But even more drastic changes have been suggested. Certain braneworld scenarios, for example, in which 4-D gravity is induced on the brane  imply that gravity is modified at large scale where gravitons begin to leak into the bulk . It is possible that the observed acceleration is due to such modifications and not to dark energy. More ad hoc modifications of General Relativity  have also been proposed because of a general unease with dark energy - proposals whereby gravity is modified in the limit of small curvature scalar. My own opinion is that we should also feel uneasy with the mysterious non-baryonic cold dark matter, because the only evidence for its existence, at present, is its gravitational influence; when the theory of gravity is modified to eliminate dark energy, it might also be found that the need for dark matter vanishes.
In general, more attention is being given to so-called infrared modifications of gravity (e.g. ), and this is a positive development. High energy modifications, that affect the evolution of the early Universe, are, as we have seen, strongly constrained by considerations of primordial nucleosynthesis (now, in combination with the CMB results). It is more likely that modifications play a role in the late, post-recombination evolution of the Universe, where the peculiarities of the concordance model suggest that they are needed. The fact that the same rather un-natural values for the comparable densities of dark energy and matter keep emerging in different observational contexts may be calling attention to erroneous underlying assumptions rather than to the actual existence of these "ethers".
Convergence toward a parameterized cosmology is not, without deeper understanding, sufficient reason for triumphalism. Rather, it should be a motivation to look more carefully at the possible systematic effects in the observations and to question more critically the underlying assumptions of the models.

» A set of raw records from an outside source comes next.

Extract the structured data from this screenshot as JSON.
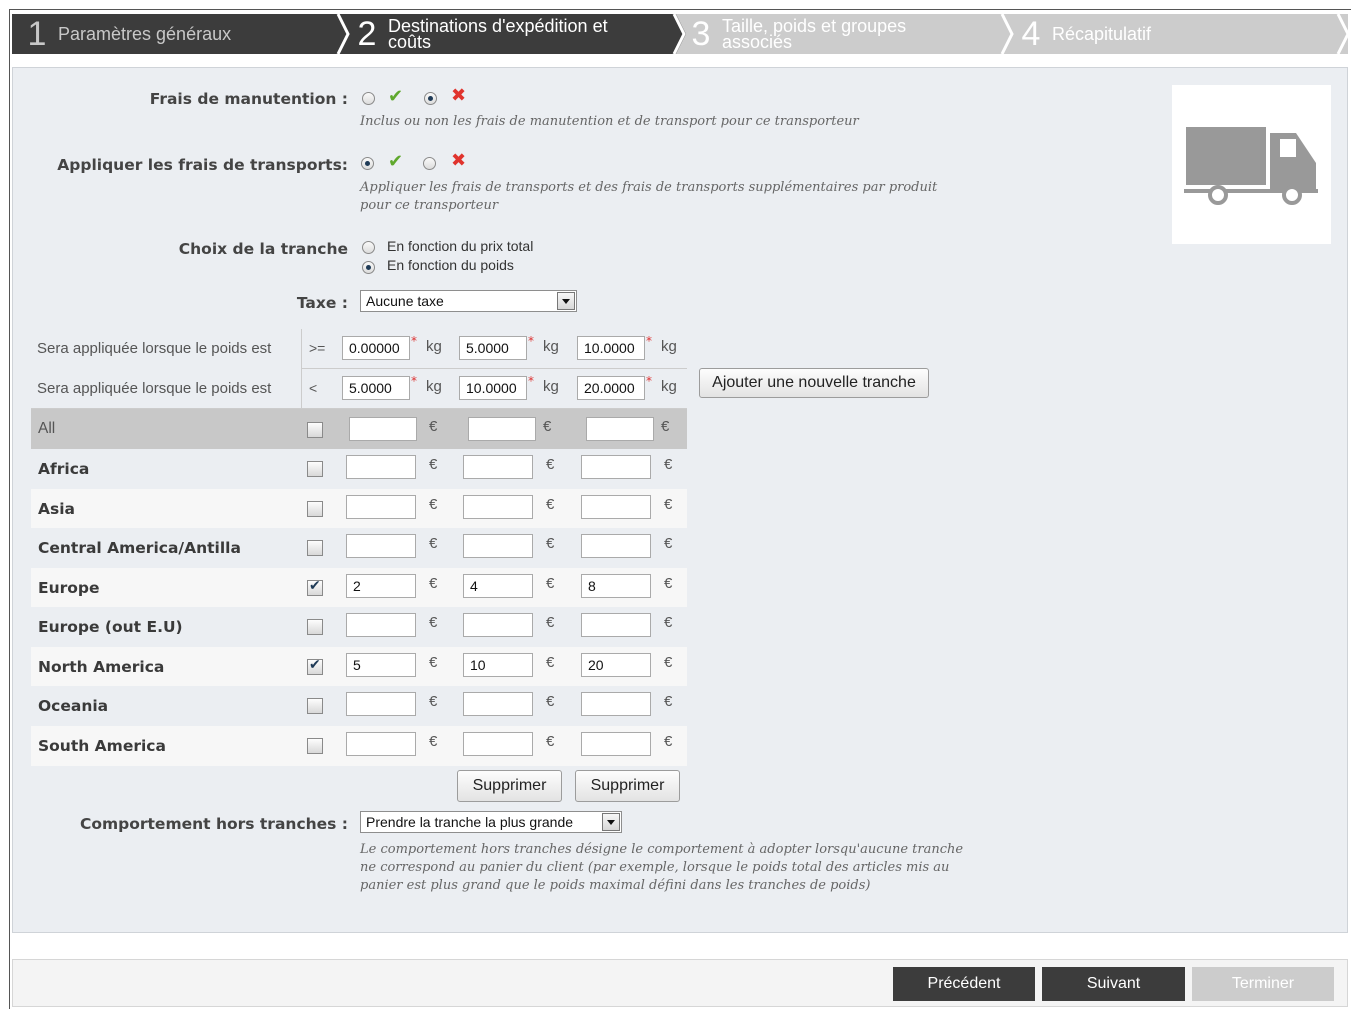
{
  "steps": [
    {
      "num": "1",
      "label": "Paramètres généraux",
      "active": false
    },
    {
      "num": "2",
      "label": "Destinations d'expédition et coûts",
      "active": true
    },
    {
      "num": "3",
      "label": "Taille, poids et groupes associés",
      "active": false
    },
    {
      "num": "4",
      "label": "Récapitulatif",
      "active": false
    }
  ],
  "handling": {
    "label": "Frais de manutention :",
    "selected": "no",
    "help": "Inclus ou non les frais de manutention et de transport pour ce transporteur"
  },
  "shipping_fees": {
    "label": "Appliquer les frais de transports:",
    "selected": "yes",
    "help_line1": "Appliquer les frais de transports et des frais de transports supplémentaires par produit",
    "help_line2": "pour ce transporteur"
  },
  "range_choice": {
    "label": "Choix de la tranche",
    "options": [
      "En fonction du prix total",
      "En fonction du poids"
    ],
    "selected_index": 1
  },
  "tax": {
    "label": "Taxe :",
    "value": "Aucune taxe"
  },
  "ranges": {
    "label": "Sera appliquée lorsque le poids est",
    "op_from": ">=",
    "op_to": "<",
    "unit": "kg",
    "from": [
      "0.00000",
      "5.0000",
      "10.0000"
    ],
    "to": [
      "5.0000",
      "10.0000",
      "20.0000"
    ],
    "add_button": "Ajouter une nouvelle tranche"
  },
  "currency": "€",
  "all_row": {
    "label": "All"
  },
  "zones": [
    {
      "name": "Africa",
      "checked": false,
      "prices": [
        "",
        "",
        ""
      ]
    },
    {
      "name": "Asia",
      "checked": false,
      "prices": [
        "",
        "",
        ""
      ]
    },
    {
      "name": "Central America/Antilla",
      "checked": false,
      "prices": [
        "",
        "",
        ""
      ]
    },
    {
      "name": "Europe",
      "checked": true,
      "prices": [
        "2",
        "4",
        "8"
      ]
    },
    {
      "name": "Europe (out E.U)",
      "checked": false,
      "prices": [
        "",
        "",
        ""
      ]
    },
    {
      "name": "North America",
      "checked": true,
      "prices": [
        "5",
        "10",
        "20"
      ]
    },
    {
      "name": "Oceania",
      "checked": false,
      "prices": [
        "",
        "",
        ""
      ]
    },
    {
      "name": "South America",
      "checked": false,
      "prices": [
        "",
        "",
        ""
      ]
    }
  ],
  "delete_button": "Supprimer",
  "out_of_range": {
    "label": "Comportement hors tranches :",
    "value": "Prendre la tranche la plus grande",
    "help_line1": "Le comportement hors tranches désigne le comportement à adopter lorsqu'aucune tranche",
    "help_line2": "ne correspond au panier du client (par exemple, lorsque le poids total des articles mis au",
    "help_line3": "panier est plus grand que le poids maximal défini dans les tranches de poids)"
  },
  "footer": {
    "prev": "Précédent",
    "next": "Suivant",
    "finish": "Terminer"
  },
  "colors": {
    "step_active": "#3c3c3c",
    "step_inactive": "#cccccc",
    "panel_bg": "#ebeef2",
    "ok_green": "#5fa82d",
    "no_red": "#e0332d",
    "footer_btn": "#3c3c3c",
    "footer_btn_disabled": "#cccccc"
  },
  "icons": {
    "truck": "truck-icon"
  }
}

I thank Rien van de Weygaert, Ole Möller, Moti Milgrom, Art Wolfe, Jacob Bekenstein, and Scott Trager for useful comments on the manuscript. I also thank Gary Steigman, Wendy Freedman, and Luis Ho for permission to use Figs. 1 and 2. I am very grateful to the organizers of the Second Aegean Summer School on the Early Universe, and especially, Lefteris Papantonopoulos, for all their work and for inviting me to the very pleasant island of Syros.